[[ Information given open ]]

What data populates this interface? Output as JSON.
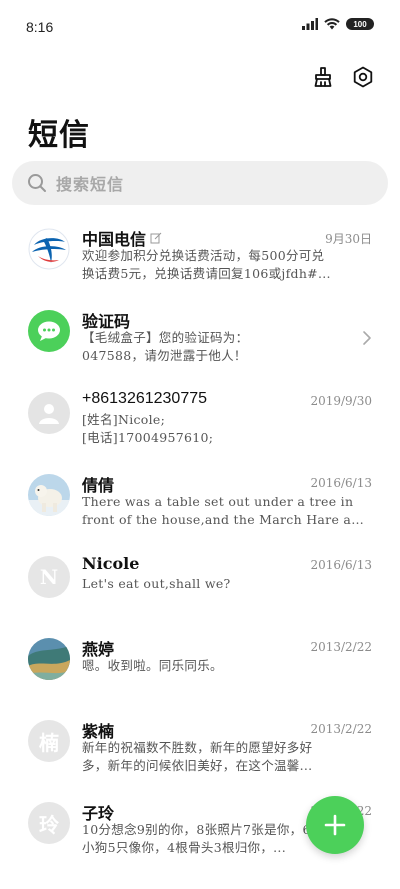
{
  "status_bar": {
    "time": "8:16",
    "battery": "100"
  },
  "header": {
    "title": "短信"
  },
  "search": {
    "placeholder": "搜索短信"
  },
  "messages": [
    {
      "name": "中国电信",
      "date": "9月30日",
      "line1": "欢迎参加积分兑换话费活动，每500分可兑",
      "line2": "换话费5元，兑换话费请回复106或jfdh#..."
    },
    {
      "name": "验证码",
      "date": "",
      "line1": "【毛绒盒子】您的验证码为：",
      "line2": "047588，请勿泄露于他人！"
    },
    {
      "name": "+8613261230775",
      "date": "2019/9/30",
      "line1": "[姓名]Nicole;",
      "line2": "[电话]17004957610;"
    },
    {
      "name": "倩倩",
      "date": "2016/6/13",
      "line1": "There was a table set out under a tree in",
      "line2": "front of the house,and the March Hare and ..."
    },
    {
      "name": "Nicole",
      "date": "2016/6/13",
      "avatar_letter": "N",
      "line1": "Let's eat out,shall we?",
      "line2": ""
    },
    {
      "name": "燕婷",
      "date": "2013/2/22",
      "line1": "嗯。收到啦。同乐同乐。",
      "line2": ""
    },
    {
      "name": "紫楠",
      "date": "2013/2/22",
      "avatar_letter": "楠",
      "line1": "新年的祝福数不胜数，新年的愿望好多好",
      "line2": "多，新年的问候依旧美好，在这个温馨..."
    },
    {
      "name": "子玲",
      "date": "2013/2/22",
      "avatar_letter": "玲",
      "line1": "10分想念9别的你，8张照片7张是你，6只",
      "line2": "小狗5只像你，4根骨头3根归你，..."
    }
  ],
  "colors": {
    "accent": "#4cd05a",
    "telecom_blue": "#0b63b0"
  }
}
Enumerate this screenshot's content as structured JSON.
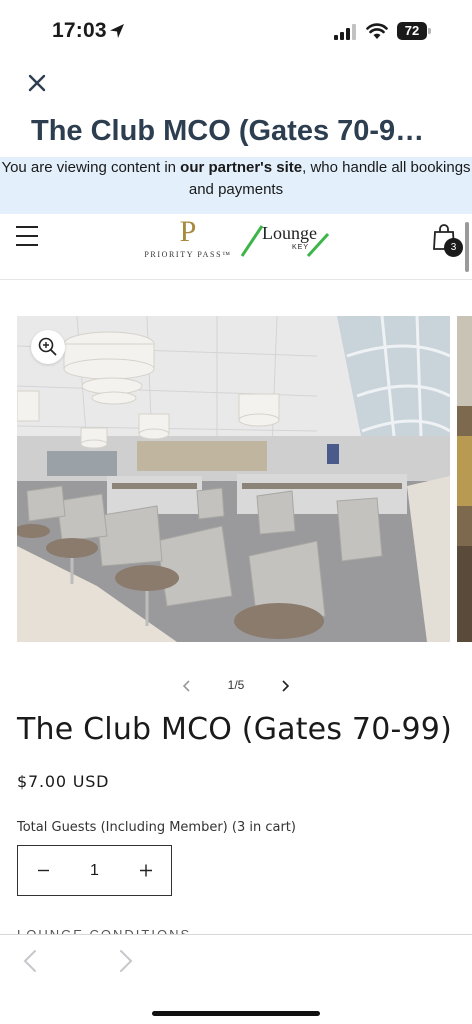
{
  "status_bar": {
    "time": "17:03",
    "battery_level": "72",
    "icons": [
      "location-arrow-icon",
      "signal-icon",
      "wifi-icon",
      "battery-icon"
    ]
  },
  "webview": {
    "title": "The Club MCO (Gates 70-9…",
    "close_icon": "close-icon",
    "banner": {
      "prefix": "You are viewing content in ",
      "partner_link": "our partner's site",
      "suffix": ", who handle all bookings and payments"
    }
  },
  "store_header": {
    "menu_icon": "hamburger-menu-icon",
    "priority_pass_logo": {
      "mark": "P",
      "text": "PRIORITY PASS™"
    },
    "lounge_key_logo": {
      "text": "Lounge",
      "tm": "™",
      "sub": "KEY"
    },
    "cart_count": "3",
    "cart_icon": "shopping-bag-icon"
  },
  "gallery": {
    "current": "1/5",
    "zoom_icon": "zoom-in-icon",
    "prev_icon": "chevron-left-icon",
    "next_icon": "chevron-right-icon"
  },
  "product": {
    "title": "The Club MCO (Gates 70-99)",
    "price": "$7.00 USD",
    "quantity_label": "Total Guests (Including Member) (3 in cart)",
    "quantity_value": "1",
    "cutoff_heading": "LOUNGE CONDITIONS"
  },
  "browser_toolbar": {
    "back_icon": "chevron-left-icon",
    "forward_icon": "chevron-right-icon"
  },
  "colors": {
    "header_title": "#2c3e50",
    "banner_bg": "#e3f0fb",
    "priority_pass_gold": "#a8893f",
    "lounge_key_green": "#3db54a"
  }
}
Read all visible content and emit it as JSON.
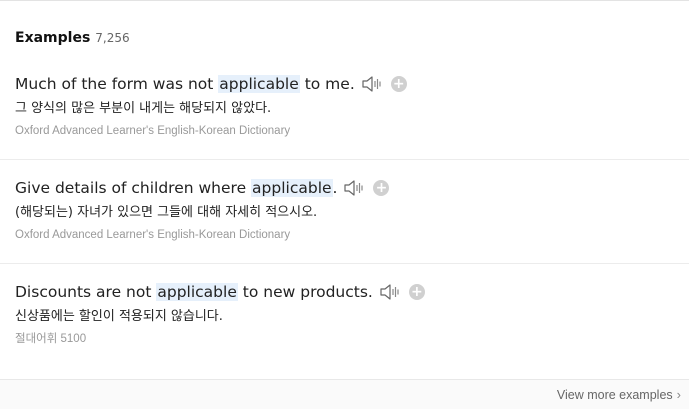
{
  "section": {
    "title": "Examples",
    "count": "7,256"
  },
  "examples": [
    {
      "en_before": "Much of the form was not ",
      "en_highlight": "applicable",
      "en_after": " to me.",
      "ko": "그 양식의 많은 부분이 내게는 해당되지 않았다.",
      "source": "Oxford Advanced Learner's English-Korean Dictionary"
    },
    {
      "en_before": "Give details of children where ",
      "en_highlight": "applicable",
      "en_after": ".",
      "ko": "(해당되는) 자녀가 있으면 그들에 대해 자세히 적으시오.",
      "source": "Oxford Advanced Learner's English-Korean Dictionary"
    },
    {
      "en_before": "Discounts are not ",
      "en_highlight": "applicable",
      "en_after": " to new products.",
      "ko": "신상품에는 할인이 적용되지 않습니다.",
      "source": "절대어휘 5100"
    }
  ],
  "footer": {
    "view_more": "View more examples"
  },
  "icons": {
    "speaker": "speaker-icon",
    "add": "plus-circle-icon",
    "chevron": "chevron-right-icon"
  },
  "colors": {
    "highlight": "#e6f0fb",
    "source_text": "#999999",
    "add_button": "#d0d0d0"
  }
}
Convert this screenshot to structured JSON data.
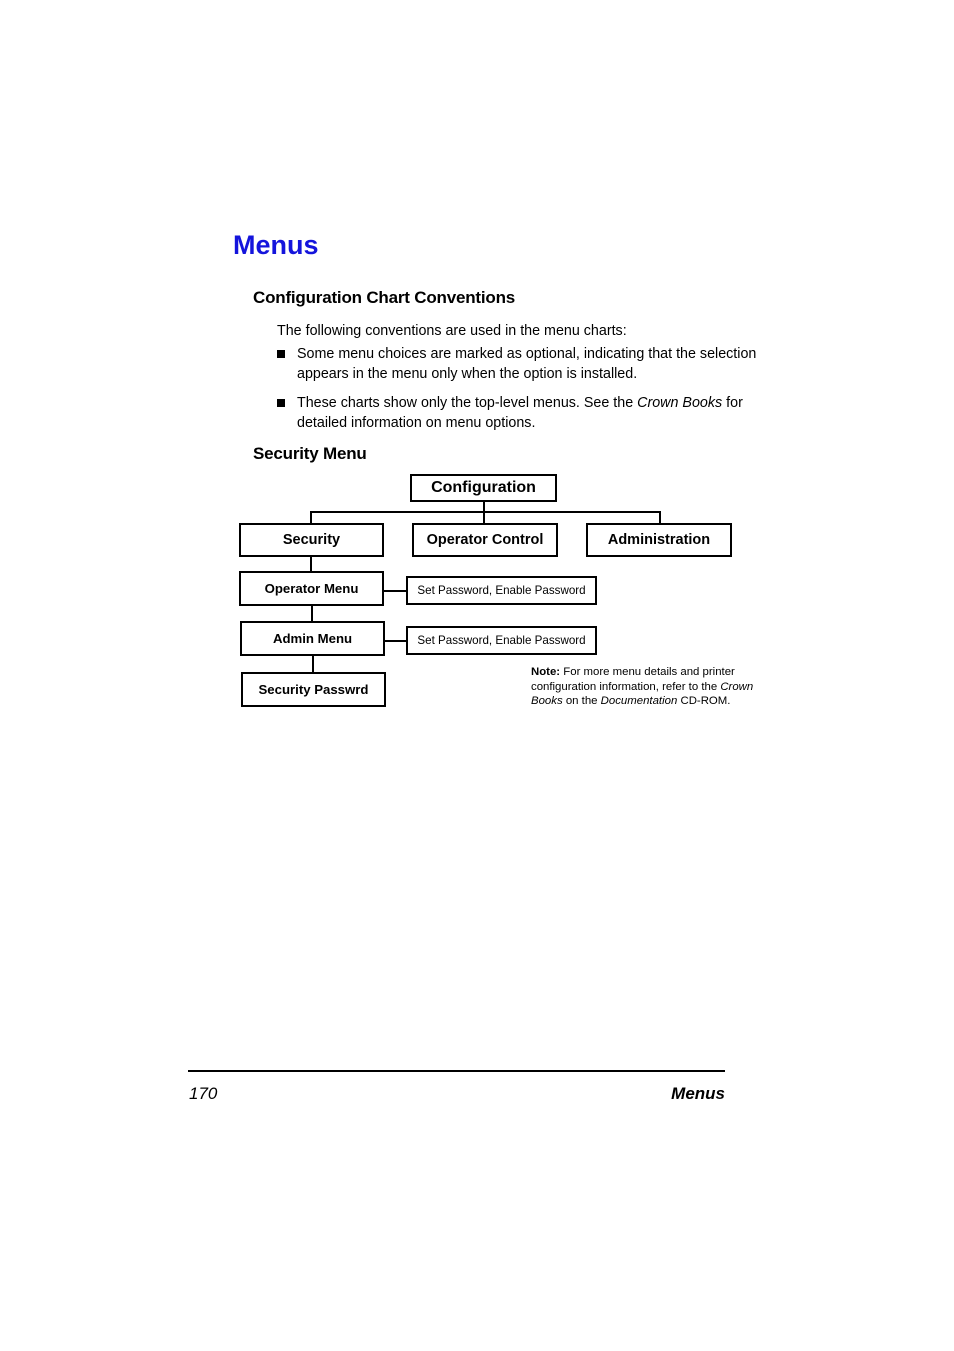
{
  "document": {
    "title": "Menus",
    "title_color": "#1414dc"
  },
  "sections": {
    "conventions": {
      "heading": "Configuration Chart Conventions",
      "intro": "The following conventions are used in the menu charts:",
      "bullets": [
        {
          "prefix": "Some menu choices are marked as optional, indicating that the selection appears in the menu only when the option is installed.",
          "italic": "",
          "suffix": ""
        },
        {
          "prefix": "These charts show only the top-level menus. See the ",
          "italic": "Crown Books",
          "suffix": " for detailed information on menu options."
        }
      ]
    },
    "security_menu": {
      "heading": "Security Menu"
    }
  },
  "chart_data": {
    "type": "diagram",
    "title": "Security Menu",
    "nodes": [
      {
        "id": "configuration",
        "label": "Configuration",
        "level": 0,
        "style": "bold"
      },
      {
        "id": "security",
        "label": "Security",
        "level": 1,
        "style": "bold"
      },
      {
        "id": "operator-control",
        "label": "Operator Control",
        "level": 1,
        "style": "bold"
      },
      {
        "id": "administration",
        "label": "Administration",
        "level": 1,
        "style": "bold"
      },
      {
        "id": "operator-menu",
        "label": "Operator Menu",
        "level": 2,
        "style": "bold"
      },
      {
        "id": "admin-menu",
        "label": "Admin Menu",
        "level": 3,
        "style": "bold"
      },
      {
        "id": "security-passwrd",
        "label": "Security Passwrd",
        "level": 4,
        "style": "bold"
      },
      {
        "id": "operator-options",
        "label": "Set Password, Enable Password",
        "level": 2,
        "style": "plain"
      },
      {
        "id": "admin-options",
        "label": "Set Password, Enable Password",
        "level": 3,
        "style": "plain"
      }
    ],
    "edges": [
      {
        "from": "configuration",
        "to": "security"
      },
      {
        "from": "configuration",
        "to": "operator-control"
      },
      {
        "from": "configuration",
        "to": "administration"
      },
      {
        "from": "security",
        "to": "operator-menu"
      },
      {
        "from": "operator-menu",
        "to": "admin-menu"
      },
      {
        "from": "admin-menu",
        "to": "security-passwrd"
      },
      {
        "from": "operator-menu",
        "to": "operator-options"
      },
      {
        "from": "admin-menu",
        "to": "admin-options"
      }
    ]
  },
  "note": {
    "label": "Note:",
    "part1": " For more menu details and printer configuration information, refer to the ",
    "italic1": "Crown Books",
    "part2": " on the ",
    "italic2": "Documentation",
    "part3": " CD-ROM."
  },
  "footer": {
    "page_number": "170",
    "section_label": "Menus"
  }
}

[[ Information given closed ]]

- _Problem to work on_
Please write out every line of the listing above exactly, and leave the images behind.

- _Answer space_
What data populates this interface? Output as JSON.
{
  "status_bar": {
    "time": "8:16",
    "battery": "100"
  },
  "header": {
    "title": "短信"
  },
  "search": {
    "placeholder": "搜索短信"
  },
  "messages": [
    {
      "name": "中国电信",
      "date": "9月30日",
      "line1": "欢迎参加积分兑换话费活动，每500分可兑",
      "line2": "换话费5元，兑换话费请回复106或jfdh#..."
    },
    {
      "name": "验证码",
      "date": "",
      "line1": "【毛绒盒子】您的验证码为：",
      "line2": "047588，请勿泄露于他人！"
    },
    {
      "name": "+8613261230775",
      "date": "2019/9/30",
      "line1": "[姓名]Nicole;",
      "line2": "[电话]17004957610;"
    },
    {
      "name": "倩倩",
      "date": "2016/6/13",
      "line1": "There was a table set out under a tree in",
      "line2": "front of the house,and the March Hare and ..."
    },
    {
      "name": "Nicole",
      "date": "2016/6/13",
      "avatar_letter": "N",
      "line1": "Let's eat out,shall we?",
      "line2": ""
    },
    {
      "name": "燕婷",
      "date": "2013/2/22",
      "line1": "嗯。收到啦。同乐同乐。",
      "line2": ""
    },
    {
      "name": "紫楠",
      "date": "2013/2/22",
      "avatar_letter": "楠",
      "line1": "新年的祝福数不胜数，新年的愿望好多好",
      "line2": "多，新年的问候依旧美好，在这个温馨..."
    },
    {
      "name": "子玲",
      "date": "2013/2/22",
      "avatar_letter": "玲",
      "line1": "10分想念9别的你，8张照片7张是你，6只",
      "line2": "小狗5只像你，4根骨头3根归你，..."
    }
  ],
  "colors": {
    "accent": "#4cd05a",
    "telecom_blue": "#0b63b0"
  }
}
Enumerate this screenshot's content as structured JSON.
{
  "status_bar": {
    "time": "17:03",
    "battery_level": "72",
    "icons": [
      "location-arrow-icon",
      "signal-icon",
      "wifi-icon",
      "battery-icon"
    ]
  },
  "webview": {
    "title": "The Club MCO (Gates 70-9…",
    "close_icon": "close-icon",
    "banner": {
      "prefix": "You are viewing content in ",
      "partner_link": "our partner's site",
      "suffix": ", who handle all bookings and payments"
    }
  },
  "store_header": {
    "menu_icon": "hamburger-menu-icon",
    "priority_pass_logo": {
      "mark": "P",
      "text": "PRIORITY PASS™"
    },
    "lounge_key_logo": {
      "text": "Lounge",
      "tm": "™",
      "sub": "KEY"
    },
    "cart_count": "3",
    "cart_icon": "shopping-bag-icon"
  },
  "gallery": {
    "current": "1/5",
    "zoom_icon": "zoom-in-icon",
    "prev_icon": "chevron-left-icon",
    "next_icon": "chevron-right-icon"
  },
  "product": {
    "title": "The Club MCO (Gates 70-99)",
    "price": "$7.00 USD",
    "quantity_label": "Total Guests (Including Member) (3 in cart)",
    "quantity_value": "1",
    "cutoff_heading": "LOUNGE CONDITIONS"
  },
  "browser_toolbar": {
    "back_icon": "chevron-left-icon",
    "forward_icon": "chevron-right-icon"
  },
  "colors": {
    "header_title": "#2c3e50",
    "banner_bg": "#e3f0fb",
    "priority_pass_gold": "#a8893f",
    "lounge_key_green": "#3db54a"
  }
}
Read all visible content and emit it as JSON.
{
  "section": {
    "title": "Examples",
    "count": "7,256"
  },
  "examples": [
    {
      "en_before": "Much of the form was not ",
      "en_highlight": "applicable",
      "en_after": " to me.",
      "ko": "그 양식의 많은 부분이 내게는 해당되지 않았다.",
      "source": "Oxford Advanced Learner's English-Korean Dictionary"
    },
    {
      "en_before": "Give details of children where ",
      "en_highlight": "applicable",
      "en_after": ".",
      "ko": "(해당되는) 자녀가 있으면 그들에 대해 자세히 적으시오.",
      "source": "Oxford Advanced Learner's English-Korean Dictionary"
    },
    {
      "en_before": "Discounts are not ",
      "en_highlight": "applicable",
      "en_after": " to new products.",
      "ko": "신상품에는 할인이 적용되지 않습니다.",
      "source": "절대어휘 5100"
    }
  ],
  "footer": {
    "view_more": "View more examples"
  },
  "icons": {
    "speaker": "speaker-icon",
    "add": "plus-circle-icon",
    "chevron": "chevron-right-icon"
  },
  "colors": {
    "highlight": "#e6f0fb",
    "source_text": "#999999",
    "add_button": "#d0d0d0"
  }
}
Convert this screenshot to structured JSON data.
{
  "document": {
    "title": "Menus",
    "title_color": "#1414dc"
  },
  "sections": {
    "conventions": {
      "heading": "Configuration Chart Conventions",
      "intro": "The following conventions are used in the menu charts:",
      "bullets": [
        {
          "prefix": "Some menu choices are marked as optional, indicating that the selection appears in the menu only when the option is installed.",
          "italic": "",
          "suffix": ""
        },
        {
          "prefix": "These charts show only the top-level menus. See the ",
          "italic": "Crown Books",
          "suffix": " for detailed information on menu options."
        }
      ]
    },
    "security_menu": {
      "heading": "Security Menu"
    }
  },
  "chart_data": {
    "type": "diagram",
    "title": "Security Menu",
    "nodes": [
      {
        "id": "configuration",
        "label": "Configuration",
        "level": 0,
        "style": "bold"
      },
      {
        "id": "security",
        "label": "Security",
        "level": 1,
        "style": "bold"
      },
      {
        "id": "operator-control",
        "label": "Operator Control",
        "level": 1,
        "style": "bold"
      },
      {
        "id": "administration",
        "label": "Administration",
        "level": 1,
        "style": "bold"
      },
      {
        "id": "operator-menu",
        "label": "Operator Menu",
        "level": 2,
        "style": "bold"
      },
      {
        "id": "admin-menu",
        "label": "Admin Menu",
        "level": 3,
        "style": "bold"
      },
      {
        "id": "security-passwrd",
        "label": "Security Passwrd",
        "level": 4,
        "style": "bold"
      },
      {
        "id": "operator-options",
        "label": "Set Password, Enable Password",
        "level": 2,
        "style": "plain"
      },
      {
        "id": "admin-options",
        "label": "Set Password, Enable Password",
        "level": 3,
        "style": "plain"
      }
    ],
    "edges": [
      {
        "from": "configuration",
        "to": "security"
      },
      {
        "from": "configuration",
        "to": "operator-control"
      },
      {
        "from": "configuration",
        "to": "administration"
      },
      {
        "from": "security",
        "to": "operator-menu"
      },
      {
        "from": "operator-menu",
        "to": "admin-menu"
      },
      {
        "from": "admin-menu",
        "to": "security-passwrd"
      },
      {
        "from": "operator-menu",
        "to": "operator-options"
      },
      {
        "from": "admin-menu",
        "to": "admin-options"
      }
    ]
  },
  "note": {
    "label": "Note:",
    "part1": " For more menu details and printer configuration information, refer to the ",
    "italic1": "Crown Books",
    "part2": " on the ",
    "italic2": "Documentation",
    "part3": " CD-ROM."
  },
  "footer": {
    "page_number": "170",
    "section_label": "Menus"
  }
}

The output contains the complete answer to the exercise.